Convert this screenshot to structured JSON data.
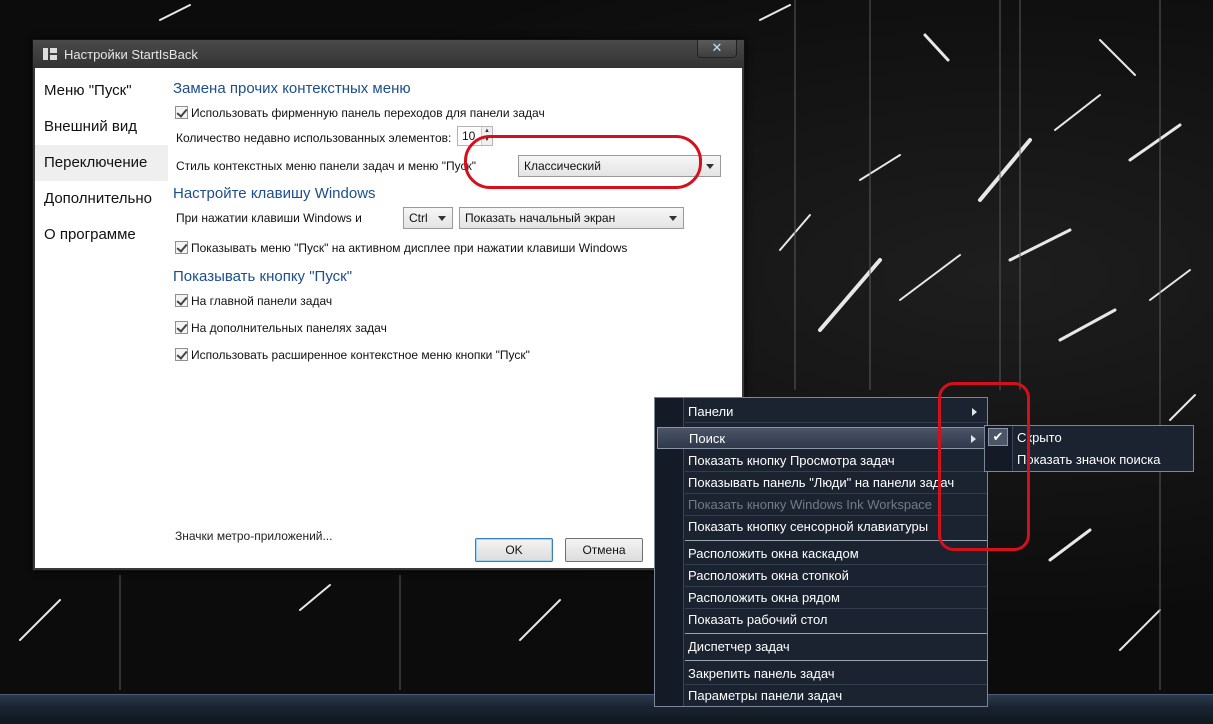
{
  "window": {
    "title": "Настройки StartIsBack",
    "close_glyph": "✕"
  },
  "sidebar": {
    "items": [
      {
        "label": "Меню \"Пуск\"",
        "active": false
      },
      {
        "label": "Внешний вид",
        "active": false
      },
      {
        "label": "Переключение",
        "active": true
      },
      {
        "label": "Дополнительно",
        "active": false
      },
      {
        "label": "О программе",
        "active": false
      }
    ]
  },
  "content": {
    "section1_title": "Замена прочих контекстных меню",
    "use_jumplist_label": "Использовать фирменную панель переходов для панели задач",
    "use_jumplist_checked": true,
    "recent_items_label": "Количество недавно использованных элементов:",
    "recent_items_value": "10",
    "menu_style_label": "Стиль контекстных меню панели задач и меню \"Пуск\"",
    "menu_style_value": "Классический",
    "section2_title": "Настройте клавишу Windows",
    "winkey_label": "При нажатии клавиши Windows и",
    "winkey_modifier": "Ctrl",
    "winkey_action": "Показать начальный экран",
    "active_display_label": "Показывать меню \"Пуск\" на активном дисплее при нажатии клавиши Windows",
    "active_display_checked": true,
    "section3_title": "Показывать кнопку \"Пуск\"",
    "main_taskbar_label": "На главной панели задач",
    "main_taskbar_checked": true,
    "extra_taskbars_label": "На дополнительных панелях задач",
    "extra_taskbars_checked": true,
    "extended_menu_label": "Использовать расширенное контекстное меню кнопки \"Пуск\"",
    "extended_menu_checked": true,
    "metro_icons_link": "Значки метро-приложений..."
  },
  "buttons": {
    "ok": "OK",
    "cancel": "Отмена"
  },
  "context_menu": {
    "items": [
      {
        "label": "Панели",
        "submenu": true
      },
      {
        "label": "Поиск",
        "submenu": true,
        "highlighted": true
      },
      {
        "label": "Показать кнопку Просмотра задач"
      },
      {
        "label": "Показывать панель \"Люди\" на панели задач"
      },
      {
        "label": "Показать кнопку Windows Ink Workspace",
        "disabled": true
      },
      {
        "label": "Показать кнопку сенсорной клавиатуры"
      },
      {
        "label": "Расположить окна каскадом"
      },
      {
        "label": "Расположить окна стопкой"
      },
      {
        "label": "Расположить окна рядом"
      },
      {
        "label": "Показать рабочий стол"
      },
      {
        "label": "Диспетчер задач"
      },
      {
        "label": "Закрепить панель задач"
      },
      {
        "label": "Параметры панели задач"
      }
    ]
  },
  "search_submenu": {
    "items": [
      {
        "label": "Скрыто",
        "checked": true
      },
      {
        "label": "Показать значок поиска",
        "checked": false
      }
    ],
    "check_glyph": "✔"
  },
  "colors": {
    "annotation": "#d4101c",
    "section_title": "#1c4f8c",
    "menu_bg": "#1b2330"
  }
}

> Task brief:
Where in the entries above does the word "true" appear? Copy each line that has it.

> Result for this task:
        "active": true
    "use_jumplist_checked": true,
    "active_display_checked": true,
    "main_taskbar_checked": true,
    "extra_taskbars_checked": true,
    "extended_menu_checked": true,
        "submenu": true
        "submenu": true,
        "highlighted": true
        "disabled": true
        "checked": true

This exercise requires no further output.